* _EXERCISE_
Report each line of the entries below that has the word "value" in it.

* _INFORMATION SUPPLIED_

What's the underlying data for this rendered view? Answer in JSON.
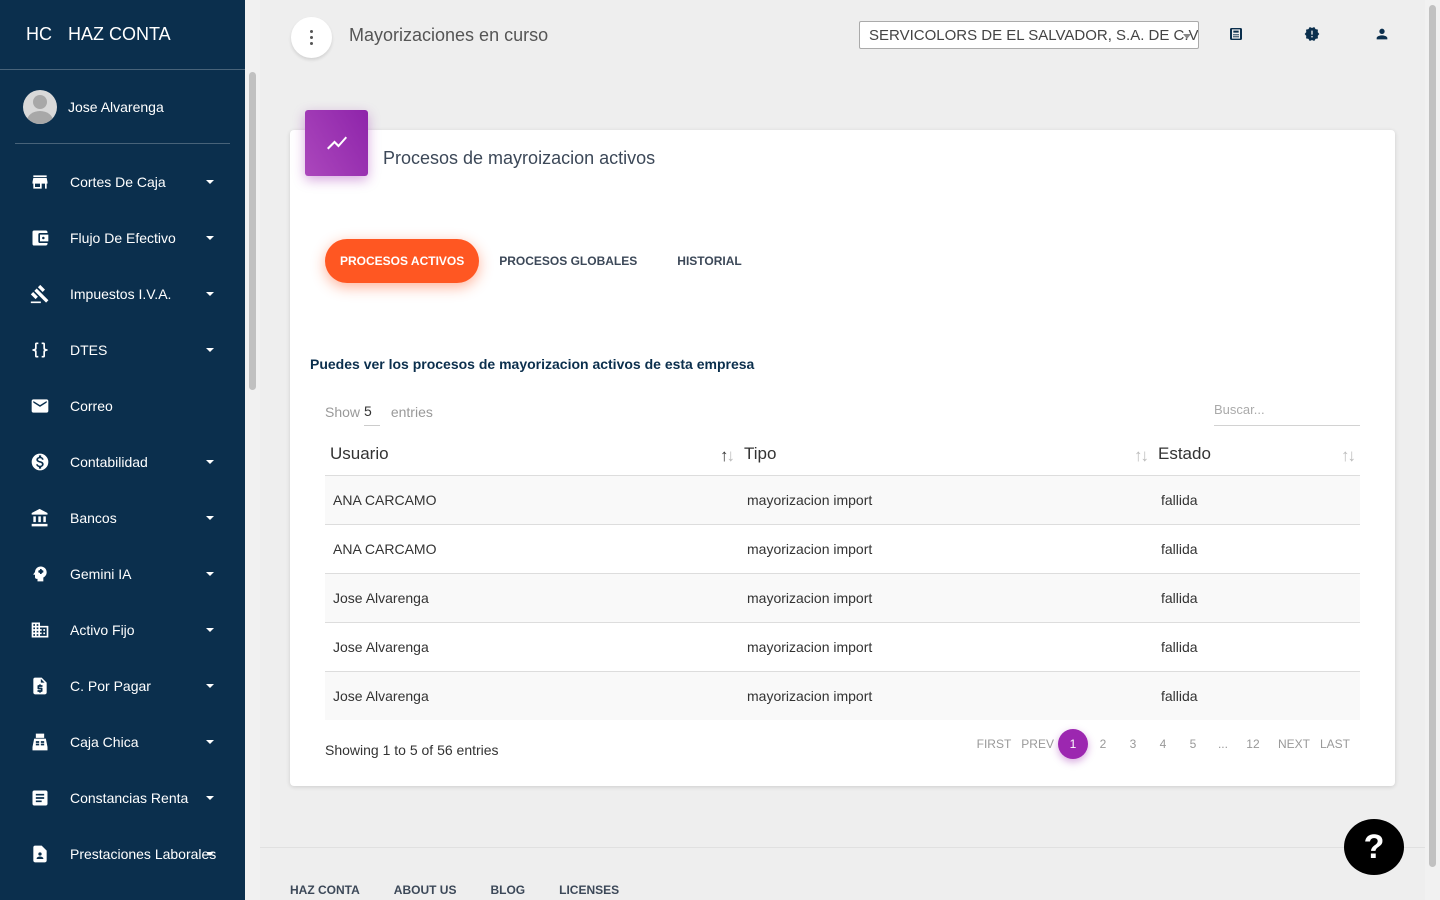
{
  "brand": {
    "mini": "HC",
    "name": "HAZ CONTA"
  },
  "user": {
    "name": "Jose Alvarenga"
  },
  "sidebar": {
    "items": [
      {
        "label": "Cortes De Caja",
        "icon": "store-icon",
        "caret": true
      },
      {
        "label": "Flujo De Efectivo",
        "icon": "wallet-icon",
        "caret": true
      },
      {
        "label": "Impuestos I.V.A.",
        "icon": "gavel-icon",
        "caret": true
      },
      {
        "label": "DTES",
        "icon": "braces-icon",
        "caret": true
      },
      {
        "label": "Correo",
        "icon": "mail-icon",
        "caret": false
      },
      {
        "label": "Contabilidad",
        "icon": "dollar-icon",
        "caret": true
      },
      {
        "label": "Bancos",
        "icon": "bank-icon",
        "caret": true
      },
      {
        "label": "Gemini IA",
        "icon": "brain-icon",
        "caret": true
      },
      {
        "label": "Activo Fijo",
        "icon": "building-icon",
        "caret": true
      },
      {
        "label": "C. Por Pagar",
        "icon": "invoice-icon",
        "caret": true
      },
      {
        "label": "Caja Chica",
        "icon": "register-icon",
        "caret": true
      },
      {
        "label": "Constancias Renta",
        "icon": "document-icon",
        "caret": true
      },
      {
        "label": "Prestaciones Laborales",
        "icon": "badge-icon",
        "caret": true
      }
    ]
  },
  "header": {
    "title": "Mayorizaciones en curso",
    "company": "SERVICOLORS DE EL SALVADOR, S.A. DE C.V."
  },
  "card": {
    "title": "Procesos de mayroizacion activos",
    "tabs": [
      "PROCESOS ACTIVOS",
      "PROCESOS GLOBALES",
      "HISTORIAL"
    ],
    "description": "Puedes ver los procesos de mayorizacion activos de esta empresa",
    "show_label": "Show",
    "show_count": "5",
    "entries_label": "entries",
    "search_placeholder": "Buscar..."
  },
  "table": {
    "headers": [
      "Usuario",
      "Tipo",
      "Estado"
    ],
    "rows": [
      [
        "ANA CARCAMO",
        "mayorizacion import",
        "fallida"
      ],
      [
        "ANA CARCAMO",
        "mayorizacion import",
        "fallida"
      ],
      [
        "Jose Alvarenga",
        "mayorizacion import",
        "fallida"
      ],
      [
        "Jose Alvarenga",
        "mayorizacion import",
        "fallida"
      ],
      [
        "Jose Alvarenga",
        "mayorizacion import",
        "fallida"
      ]
    ],
    "info": "Showing 1 to 5 of 56 entries"
  },
  "pagination": {
    "first": "FIRST",
    "prev": "PREV",
    "pages": [
      "1",
      "2",
      "3",
      "4",
      "5",
      "...",
      "12"
    ],
    "next": "NEXT",
    "last": "LAST",
    "active": "1"
  },
  "footer": {
    "links": [
      "HAZ CONTA",
      "ABOUT US",
      "BLOG",
      "LICENSES"
    ]
  },
  "help": {
    "label": "?"
  },
  "colors": {
    "sidebar": "#0b2f4d",
    "accent": "#ff5722",
    "purple": "#9c27b0"
  }
}
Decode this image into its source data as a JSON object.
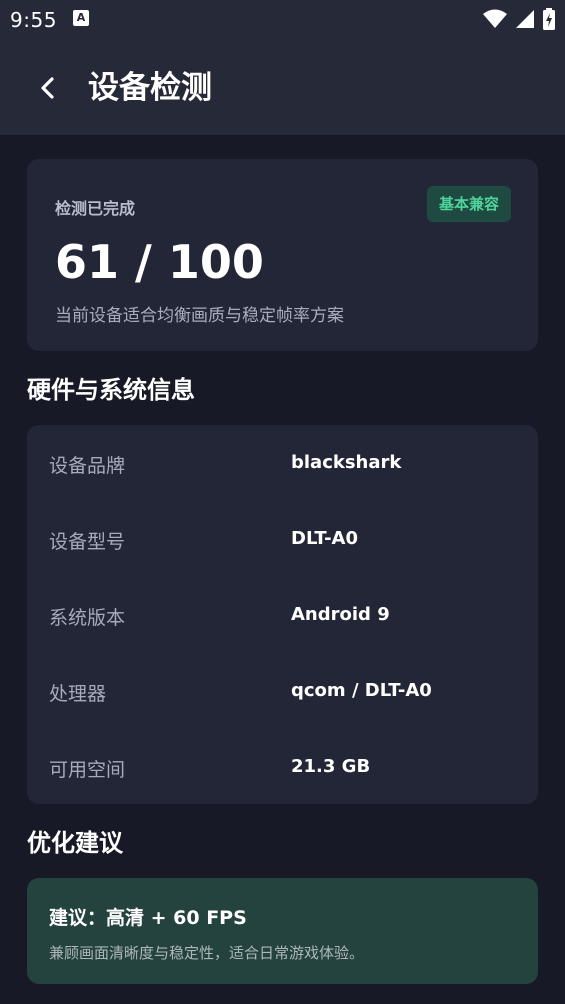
{
  "status_bar": {
    "time": "9:55",
    "notification_icon": "A",
    "icons": [
      "wifi-icon",
      "signal-icon",
      "battery-charging-icon"
    ]
  },
  "header": {
    "back_icon": "chevron-left-icon",
    "title": "设备检测"
  },
  "score_card": {
    "label": "检测已完成",
    "badge": "基本兼容",
    "score": "61 / 100",
    "description": "当前设备适合均衡画质与稳定帧率方案"
  },
  "hardware": {
    "title": "硬件与系统信息",
    "rows": [
      {
        "key": "设备品牌",
        "value": "blackshark"
      },
      {
        "key": "设备型号",
        "value": "DLT-A0"
      },
      {
        "key": "系统版本",
        "value": "Android 9"
      },
      {
        "key": "处理器",
        "value": "qcom / DLT-A0"
      },
      {
        "key": "可用空间",
        "value": "21.3 GB"
      }
    ]
  },
  "optimization": {
    "title": "优化建议",
    "advice_title": "建议：高清 + 60 FPS",
    "advice_desc": "兼顾画面清晰度与稳定性，适合日常游戏体验。"
  },
  "colors": {
    "background": "#171a26",
    "bar": "#262938",
    "card": "#232637",
    "badge_bg": "#1e4a42",
    "badge_text": "#4fd49b",
    "advice_bg": "#24433f"
  }
}
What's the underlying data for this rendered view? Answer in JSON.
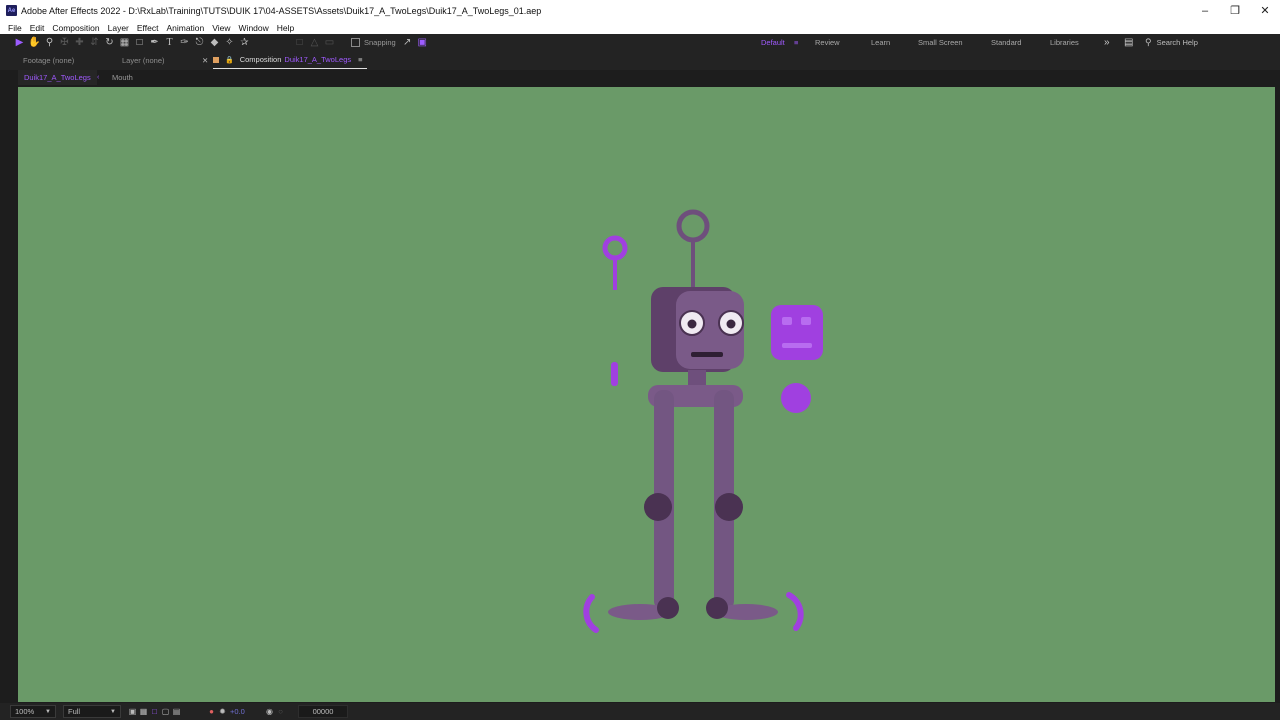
{
  "window": {
    "title": "Adobe After Effects 2022 - D:\\RxLab\\Training\\TUTS\\DUIK 17\\04-ASSETS\\Assets\\Duik17_A_TwoLegs\\Duik17_A_TwoLegs_01.aep",
    "app_badge": "Ae",
    "minimize": "–",
    "maximize": "❐",
    "close": "✕"
  },
  "menu": [
    "File",
    "Edit",
    "Composition",
    "Layer",
    "Effect",
    "Animation",
    "View",
    "Window",
    "Help"
  ],
  "toolbar": {
    "snapping_label": "Snapping",
    "workspaces": [
      "Default",
      "Review",
      "Learn",
      "Small Screen",
      "Standard",
      "Libraries"
    ],
    "active_workspace": "Default",
    "more": "»",
    "search_placeholder": "Search Help"
  },
  "panels": {
    "footage_tab": "Footage (none)",
    "layer_tab": "Layer (none)",
    "composition_prefix": "Composition",
    "composition_name": "Duik17_A_TwoLegs",
    "menu_icon": "≡"
  },
  "breadcrumbs": [
    "Duik17_A_TwoLegs",
    "Mouth"
  ],
  "statusbar": {
    "zoom": "100%",
    "resolution": "Full",
    "exposure": "+0.0",
    "timecode": "00000"
  },
  "colors": {
    "accent": "#a05aff",
    "canvas": "#6a9a68",
    "robot": "#6e4f7c",
    "robot_dark": "#4a3252",
    "controller": "#a040e0"
  }
}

* _ANSWER FOR THIS EXERCISE_
        "value": "blackshark"
        "value": "DLT-A0"
        "value": "Android 9"
        "value": "qcom / DLT-A0"
        "value": "21.3 GB"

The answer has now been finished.